pastng on the tidelands of the estate of
the late R. D. Hume.
Herbert Hume holds a lease for the
fishing right from the estate, and his
manager, John Hume, complained that
the employes of the Union Company
were drawing up their nets on the
Hume land. The estate owns 12 miles
upon each side of the river, and the
company has to load the fish in boats
anchored in the river. It is asserted
they had been lately trespassed and
the arrest followed. The fishermen
were taken before Judge Daly and dis.
charged, the court holding that the
Hume lease was not good.
R. D. Hume during his life succeeded
in keeping all others from catching
salmon In the Rogue River.
Mountain Land Bought.
WESTON", Or., Aug. 18. (Special.)
Real estate dealers report an increas
ing Inquiry for mountain land in
this vicinity. Two deals were com
pleted this week. B. F. Barklov
Start the Day Right
j and you will be right
Start it by eating
with hot milk or cream and a
little fruit If you eat more
than the stomach needs you
are wasting both money and
strength. Overtaxing the
stomach impairs digestion, weakens
brain power and lays the foundation
for disease. Cut out heavy meats and soggy white flour
pastries for ten days, eat Shredded Wheat and see how
much better you will feel then tell your friends about
it Your grocer sells it
Shredded Wheat i made of the choicest selected white
wheat, cleaned, steam-cooked and baked. Try it for breakfast
to-morrow with- milk or cream.
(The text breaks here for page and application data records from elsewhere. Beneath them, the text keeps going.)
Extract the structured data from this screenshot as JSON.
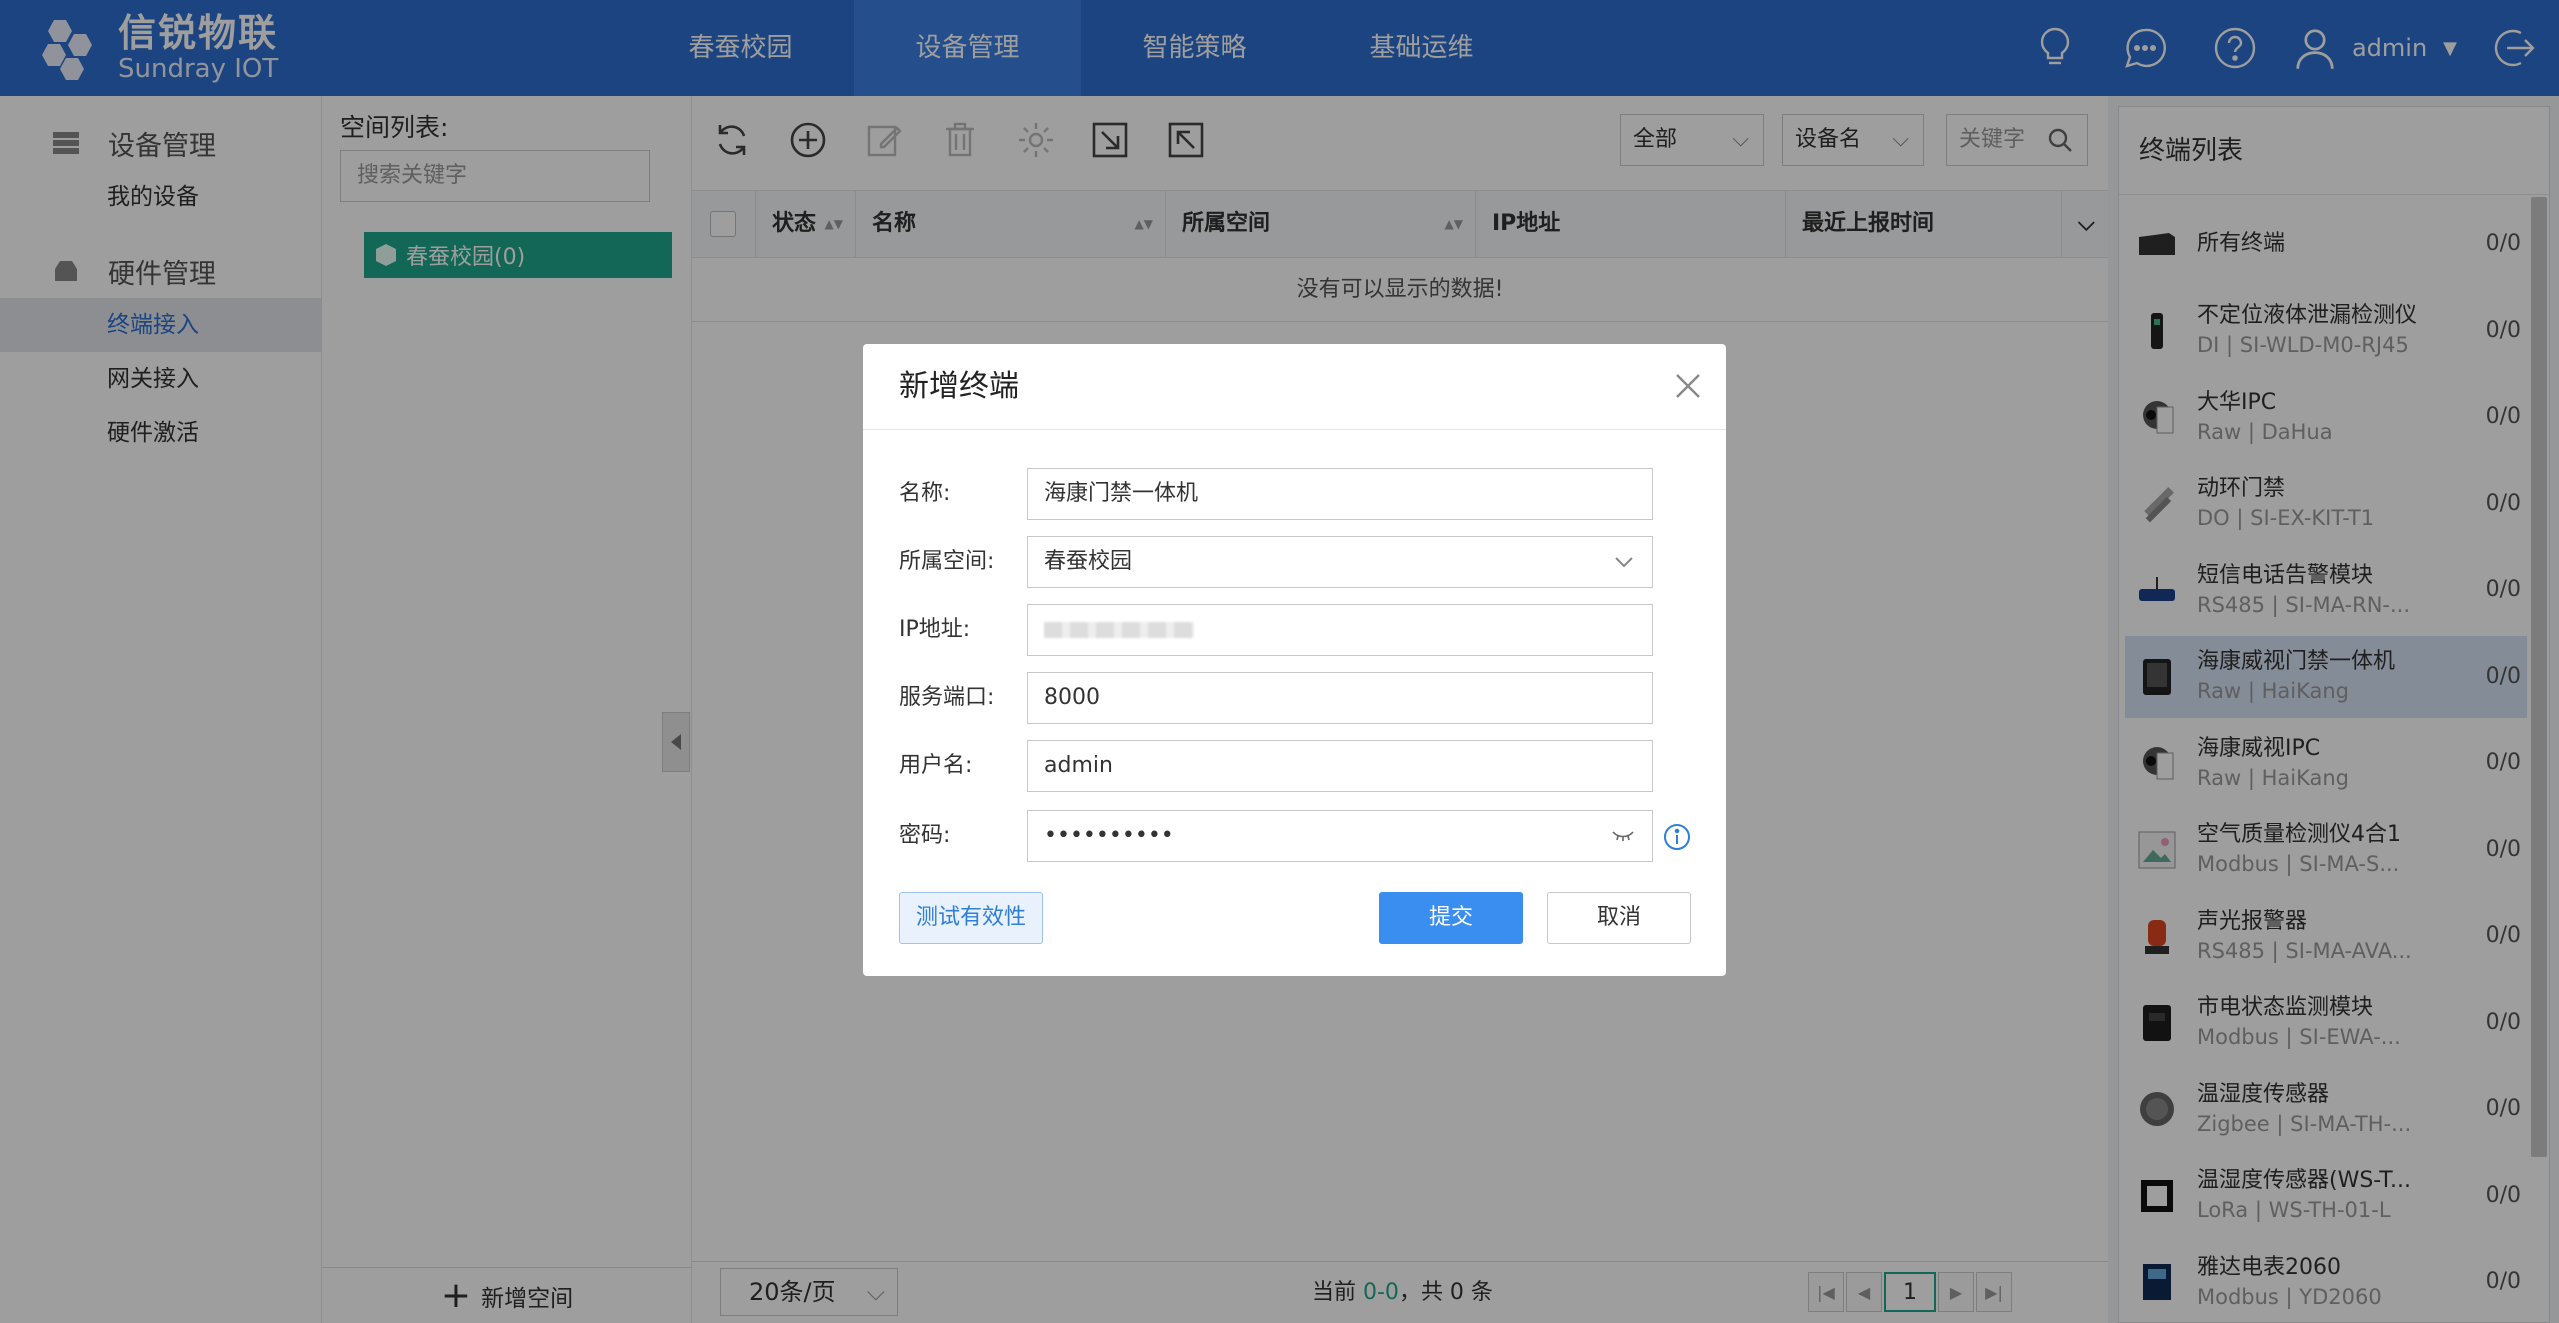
{
  "brand": {
    "name_cn": "信锐物联",
    "name_en": "Sundray IOT"
  },
  "nav": {
    "tabs": [
      {
        "label": "春蚕校园",
        "active": false
      },
      {
        "label": "设备管理",
        "active": true
      },
      {
        "label": "智能策略",
        "active": false
      },
      {
        "label": "基础运维",
        "active": false
      }
    ]
  },
  "header": {
    "user": "admin"
  },
  "sidebar": {
    "group1": "设备管理",
    "group1_items": [
      "我的设备"
    ],
    "group2": "硬件管理",
    "group2_items": [
      "终端接入",
      "网关接入",
      "硬件激活"
    ],
    "active_item": "终端接入"
  },
  "space": {
    "title": "空间列表:",
    "search_placeholder": "搜索关键字",
    "node": "春蚕校园(0)",
    "add_label": "新增空间"
  },
  "toolbar": {
    "filter_all": "全部",
    "filter_field": "设备名",
    "keyword_placeholder": "关键字"
  },
  "table": {
    "columns": [
      "状态",
      "名称",
      "所属空间",
      "IP地址",
      "最近上报时间"
    ],
    "empty": "没有可以显示的数据!"
  },
  "pager": {
    "page_size": "20条/页",
    "info_prefix": "当前 ",
    "info_range": "0-0",
    "info_suffix": "，共 0 条",
    "current_page": "1"
  },
  "terminal_list": {
    "title": "终端列表",
    "items": [
      {
        "name": "所有终端",
        "sub": "",
        "count": "0/0"
      },
      {
        "name": "不定位液体泄漏检测仪",
        "sub": "DI | SI-WLD-M0-RJ45",
        "count": "0/0"
      },
      {
        "name": "大华IPC",
        "sub": "Raw | DaHua",
        "count": "0/0"
      },
      {
        "name": "动环门禁",
        "sub": "DO | SI-EX-KIT-T1",
        "count": "0/0"
      },
      {
        "name": "短信电话告警模块",
        "sub": "RS485 | SI-MA-RN-...",
        "count": "0/0"
      },
      {
        "name": "海康威视门禁一体机",
        "sub": "Raw | HaiKang",
        "count": "0/0"
      },
      {
        "name": "海康威视IPC",
        "sub": "Raw | HaiKang",
        "count": "0/0"
      },
      {
        "name": "空气质量检测仪4合1",
        "sub": "Modbus | SI-MA-S...",
        "count": "0/0"
      },
      {
        "name": "声光报警器",
        "sub": "RS485 | SI-MA-AVA...",
        "count": "0/0"
      },
      {
        "name": "市电状态监测模块",
        "sub": "Modbus | SI-EWA-...",
        "count": "0/0"
      },
      {
        "name": "温湿度传感器",
        "sub": "Zigbee | SI-MA-TH-...",
        "count": "0/0"
      },
      {
        "name": "温湿度传感器(WS-T...",
        "sub": "LoRa | WS-TH-01-L",
        "count": "0/0"
      },
      {
        "name": "雅达电表2060",
        "sub": "Modbus | YD2060",
        "count": "0/0"
      }
    ],
    "active_index": 5
  },
  "modal": {
    "title": "新增终端",
    "fields": {
      "name_label": "名称:",
      "name_value": "海康门禁一体机",
      "space_label": "所属空间:",
      "space_value": "春蚕校园",
      "ip_label": "IP地址:",
      "port_label": "服务端口:",
      "port_value": "8000",
      "user_label": "用户名:",
      "user_value": "admin",
      "pwd_label": "密码:",
      "pwd_value": "••••••••••"
    },
    "test_button": "测试有效性",
    "submit_button": "提交",
    "cancel_button": "取消"
  },
  "colors": {
    "brand_blue": "#2d6fcf",
    "tree_green": "#1fa78c",
    "submit_blue": "#3a8ef0"
  }
}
The Biscuit is also delicious
for any meal in .combination with fresh or preserved fruits.
THE ONLY "BREAKFAST CEREAL" MADE . IN BISCUIT FORM